Here’s my squee-filled cover for Untalented, created by the lovely and extremely patient Heather McDougal (http://cabinet-of-wonders.blogspot.com and http://www.heathermcdougal.com)

Fun facts about this cover:

For the front cover, we found a model who’s closer to how I picture Saroya in my head than I’d thought possible. I couldn’t find the old computer-generated sketches of her that I got from an online character generator a long time ago, but the resemblance is eerie.

The canal scene on the back cover is from one of my own pictures of Venice. Heather tied it fantastically well into the world of the story, and it wound up representing an actual scene in the book.

I have too much squee. The book itself will be coming out some time this summer. Stay tuned!

KatrinaSo, This Is Happening

Understanding

KatrinaProject ShortyLeave a Comment

So after producing a little over 67,000 words in just over 2.5 months, I sense I’ve hit—not a block; let’s not call it a block, let’s really not—a mild speed bump.

I don’t want to call it a block because I believe it’s just my brain resting for a bit. The word count above is my best since NaNoWriMo 2012, and while that was an interesting exercise, it wasn’t much fun. Whereas what I’ve been writing since January IS fun, and I fully expect it to continue in that vein.

The problem with NaNoWriMo is that I became a slave to the word count, and the story suffered as a result. Right now, I’ve reached a story point that needs a little simmering. I haven’t found quite the right spice blend yet. Whereas before, I might have felt angst at not producing, at the moment I’m perfectly fine with letting my mind noodle away on the problem in the background while I attend to other things, because I know that giving the story that space will ultimately make it better.

The other important difference is that I also know not to let myself wallow for too long in simmer mode. If I don’t come out of it naturally in a few days, I’ll just kickstart the process again, even if that means a few 100- to 250-word days.

I think what I’m enjoying most about Project Shorty is finally coming to terms with some of my limitations and weaknesses.
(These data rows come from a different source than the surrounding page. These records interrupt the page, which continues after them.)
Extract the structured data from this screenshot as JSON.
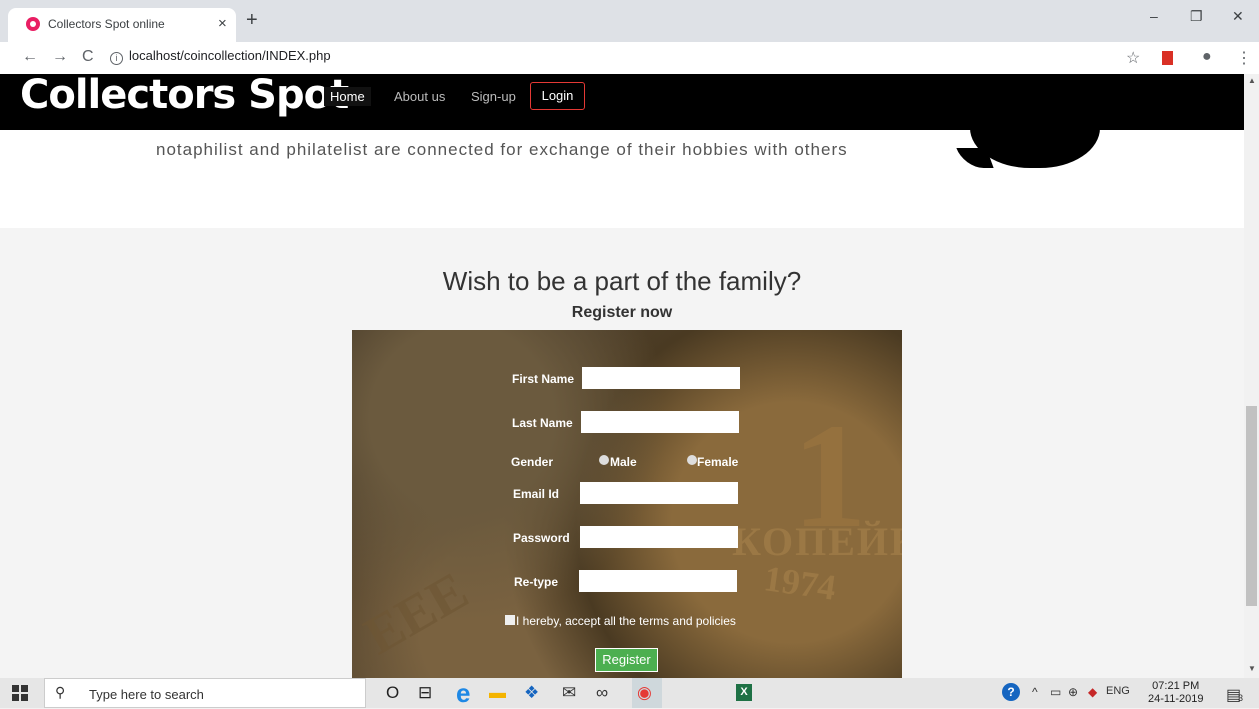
{
  "browser": {
    "tab_title": "Collectors Spot online",
    "tab_close": "×",
    "new_tab": "+",
    "url": "localhost/coincollection/INDEX.php",
    "win_min": "–",
    "win_restore": "❐",
    "win_close": "✕",
    "back": "←",
    "forward": "→",
    "reload": "C",
    "info": "i",
    "star": "☆",
    "bookmark_color": "#d93025",
    "profile": "●",
    "more": "⋮"
  },
  "header": {
    "logo": "Collectors Spot",
    "nav": [
      "Home",
      "About us",
      "Sign-up"
    ],
    "login": "Login"
  },
  "about": {
    "text": "notaphilist and philatelist are connected for exchange of their hobbies with others"
  },
  "register": {
    "heading": "Wish to be a part of the family?",
    "subheading": "Register now",
    "coin_one": "1",
    "coin_word": "КОПЕЙК",
    "coin_year": "1974",
    "coin_left": "EEE",
    "first_name": "First Name",
    "last_name": "Last Name",
    "gender": "Gender",
    "male": "Male",
    "female": "Female",
    "email": "Email Id",
    "password": "Password",
    "retype": "Re-type",
    "terms": "I hereby, accept all the terms and policies",
    "button": "Register"
  },
  "scroll": {
    "up": "▲",
    "down": "▼"
  },
  "taskbar": {
    "search_icon": "⚲",
    "search_placeholder": "Type here to search",
    "cortana": "O",
    "taskview": "⊟",
    "edge": "e",
    "files": "▬",
    "dropbox": "❖",
    "mail": "✉",
    "infinity": "∞",
    "chrome": "◉",
    "excel": "X",
    "help": "?",
    "chevron": "^",
    "battery": "▭",
    "network": "⊕",
    "sync": "◆",
    "lang": "ENG",
    "time": "07:21 PM",
    "date": "24-11-2019",
    "notif": "▤",
    "notif_count": "3"
  }
}
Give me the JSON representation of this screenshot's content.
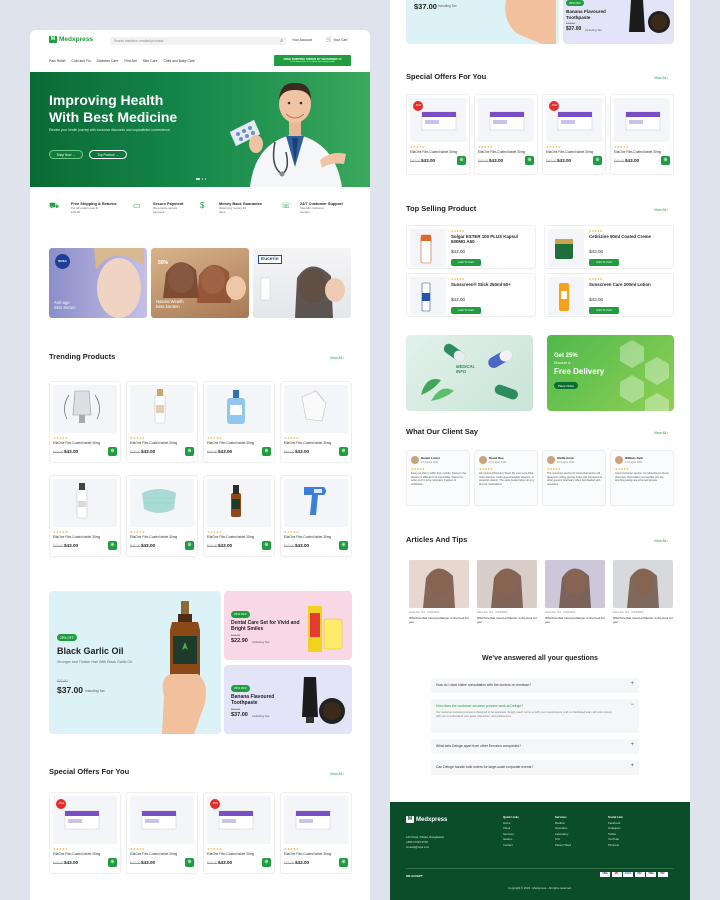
{
  "brand": {
    "name": "Medxpress"
  },
  "header": {
    "search_placeholder": "Search medicine, medical products",
    "account": "Your Account",
    "cart": "Your Cart",
    "categories": [
      "Pain Relief",
      "Cold and Flu",
      "Diabetes Care",
      "First Aid",
      "Skin Care",
      "Child and Baby Care"
    ],
    "promo_line1": "FREE SHIPPING ORDER BY DECEMBER 15",
    "promo_line2": "On all orders over $ 129 within this holiday season"
  },
  "hero": {
    "title_line1": "Improving Health",
    "title_line2": "With Best Medicine",
    "subtitle": "Elevate your health journey with exclusive discounts and unparalleled convenience.",
    "shop_btn": "Shop Now",
    "top_btn": "Top Product"
  },
  "features": [
    {
      "title": "Free Shipping & Returns",
      "desc": "For all orders over $ 199.00",
      "icon": "truck-icon"
    },
    {
      "title": "Secure Payment",
      "desc": "We ensure secure payment",
      "icon": "card-icon"
    },
    {
      "title": "Money Back Guarantee",
      "desc": "Returning money 30 days",
      "icon": "money-icon"
    },
    {
      "title": "24/7 Customer Support",
      "desc": "Friendly customer support",
      "icon": "support-icon"
    }
  ],
  "banners": {
    "nivea_logo": "NIVEA",
    "nivea_text1": "Anti-age",
    "nivea_text2": "Skin Serum",
    "wealth_pct": "50%",
    "wealth_text1": "Natural Wealth",
    "wealth_text2": "Beta karoten",
    "eucerin": "Eucerin"
  },
  "trending": {
    "title": "Trending Products",
    "view_all": "View All",
    "items": [
      {
        "name": "EllaOne Film-Coated tablet 30mg",
        "old": "$43.00",
        "price": "$43.00"
      },
      {
        "name": "EllaOne Film-Coated tablet 30mg",
        "old": "$43.00",
        "price": "$43.00"
      },
      {
        "name": "EllaOne Film-Coated tablet 30mg",
        "old": "$43.00",
        "price": "$43.00"
      },
      {
        "name": "EllaOne Film-Coated tablet 30mg",
        "old": "$43.00",
        "price": "$43.00"
      },
      {
        "name": "EllaOne Film-Coated tablet 30mg",
        "old": "$43.00",
        "price": "$43.00"
      },
      {
        "name": "EllaOne Film-Coated tablet 30mg",
        "old": "$43.00",
        "price": "$43.00"
      },
      {
        "name": "EllaOne Film-Coated tablet 30mg",
        "old": "$43.00",
        "price": "$43.00"
      },
      {
        "name": "EllaOne Film-Coated tablet 30mg",
        "old": "$43.00",
        "price": "$43.00"
      }
    ]
  },
  "promo": {
    "garlic": {
      "off": "25% OFF",
      "title": "Black Garlic Oil",
      "desc": "Stronger and Thicker Hair With Black Garlic Oil",
      "old": "$37.00",
      "price": "$37.00",
      "tax": "Including Tax"
    },
    "dental": {
      "off": "25% OFF",
      "title": "Dental Care Set for Vivid and Bright Smiles",
      "old": "$22.90",
      "price": "$22.90",
      "tax": "Including Tax"
    },
    "banana": {
      "off": "25% OFF",
      "title": "Banana Flavoured Toothpaste",
      "old": "$37.00",
      "price": "$37.00",
      "tax": "Including Tax"
    }
  },
  "special": {
    "title": "Special Offers For You",
    "view_all": "View All",
    "items": [
      {
        "name": "EllaOne Film-Coated tablet 30mg",
        "old": "$43.00",
        "price": "$43.00",
        "badge": "-15%"
      },
      {
        "name": "EllaOne Film-Coated tablet 30mg",
        "old": "$43.00",
        "price": "$43.00",
        "badge": ""
      },
      {
        "name": "EllaOne Film-Coated tablet 30mg",
        "old": "$43.00",
        "price": "$43.00",
        "badge": "-15%"
      },
      {
        "name": "EllaOne Film-Coated tablet 30mg",
        "old": "$43.00",
        "price": "$43.00",
        "badge": ""
      }
    ]
  },
  "right_top": {
    "price": "$37.00",
    "tax": "Including Tax",
    "off": "25% OFF",
    "title": "Banana Flavoured Toothpaste",
    "old": "$37.00",
    "price2": "$37.00",
    "tax2": "Including Tax"
  },
  "top_selling": {
    "title": "Top Selling Product",
    "view_all": "View All",
    "add": "Add To Cart",
    "items": [
      {
        "name": "Solgar ESTER 100 PLUS Kapsul 500MG A50",
        "price": "$43.00"
      },
      {
        "name": "Cetirizine 50ml Coated Creme",
        "price": "$43.00"
      },
      {
        "name": "Sunscreen® Stick 250ml 50+",
        "price": "$43.00"
      },
      {
        "name": "Sunscreen Care 200ml Lotion",
        "price": "$43.00"
      }
    ]
  },
  "info_banner": {
    "left_text": "MEDICAL INFO",
    "get": "Get 25%",
    "discount": "Discount &",
    "free": "Free Delivery",
    "btn": "Place Order"
  },
  "clients": {
    "title": "What Our Client Say",
    "view_all": "View All",
    "items": [
      {
        "name": "Daniel Lomer",
        "date": "12 August 2024",
        "text": "Every so often i suffer from cystitis. Going to the doctors is difficult if not impossible. Placed an order on F it to be refunded. It gotten of antibiotics."
      },
      {
        "name": "David Rue",
        "date": "12 August 2024",
        "text": "ad reviews Pharmacy Tower By sure to be Plus multi vitamins, credit grea chewable vitamins, or prescript vitamin. The store books helps sim pl y all your medications."
      },
      {
        "name": "Steffa Anna",
        "date": "12 August 2024",
        "text": "The customer service for local pharmacies will always be willing get the order was compared to other generic pharmacy when bombarded with questions."
      },
      {
        "name": "William Jack",
        "date": "12 August 2024",
        "text": "Great customer service. It's refreshing to find a pharmacy that makes you feel like you are anything assign are informed answer."
      }
    ]
  },
  "articles": {
    "title": "Articles And Tips",
    "view_all": "View All",
    "items": [
      {
        "meta": "December Tips - 12/02/2024",
        "title": "Which herbal mood enhancer is the best for you"
      },
      {
        "meta": "December Tips - 12/02/2024",
        "title": "Which herbal mood enhancer is the best for you"
      },
      {
        "meta": "December Tips - 12/02/2024",
        "title": "Which herbal mood enhancer is the best for you"
      },
      {
        "meta": "December Tips - 12/02/2024",
        "title": "Which herbal mood enhancer is the best for you"
      }
    ]
  },
  "faq": {
    "title": "We've answered all your questions",
    "items": [
      {
        "q": "How do I start online consultation with the doctors on medicae?",
        "open": false,
        "a": ""
      },
      {
        "q": "How does the customer success process work at Deluge?",
        "open": true,
        "a": "Our customer success process is designed to be seamless. Simply reach out to us with your requirements, and our dedicated team will work closely with you to understand your goals, objectives, and preferences."
      },
      {
        "q": "What sets Deluge apart from other Services companies?",
        "open": false,
        "a": ""
      },
      {
        "q": "Can Deluge handle bulk orders for large-scale corporate events?",
        "open": false,
        "a": ""
      }
    ]
  },
  "footer": {
    "address": "123 Road, Dhaka, Bangladesh",
    "phone": "+880 17031 6700",
    "email": "contact@mpk.com",
    "accept": "WE ACCEPT",
    "copyright": "Copyright © 2024 - Medxpress - All rights reserved.",
    "col1_title": "Quick Links",
    "col1": [
      "Home",
      "About",
      "Services",
      "Garden",
      "Contact"
    ],
    "col2_title": "Services",
    "col2": [
      "Medical",
      "Operation",
      "Laboratory",
      "ICU",
      "Patient Ward"
    ],
    "col3_title": "Social Link",
    "col3": [
      "Facebook",
      "Instagram",
      "Twitter",
      "YouTube",
      "Pinterest"
    ],
    "cards": [
      "VISA",
      "MC",
      "AMEX",
      "PAY",
      "VISA",
      "PAY"
    ]
  },
  "colors": {
    "primary": "#1f9d3f",
    "dark_green": "#0b4d28",
    "red": "#e52d2d",
    "star": "#f5a623"
  }
}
Viewed from the right angle, and harnessed properly, some of them can even be turned into strengths.

Every writer is different, and for every writer, every project is different. Know thyself, fight or surrender at the appropriate moments, and the words will flow.

KatrinaUnderstanding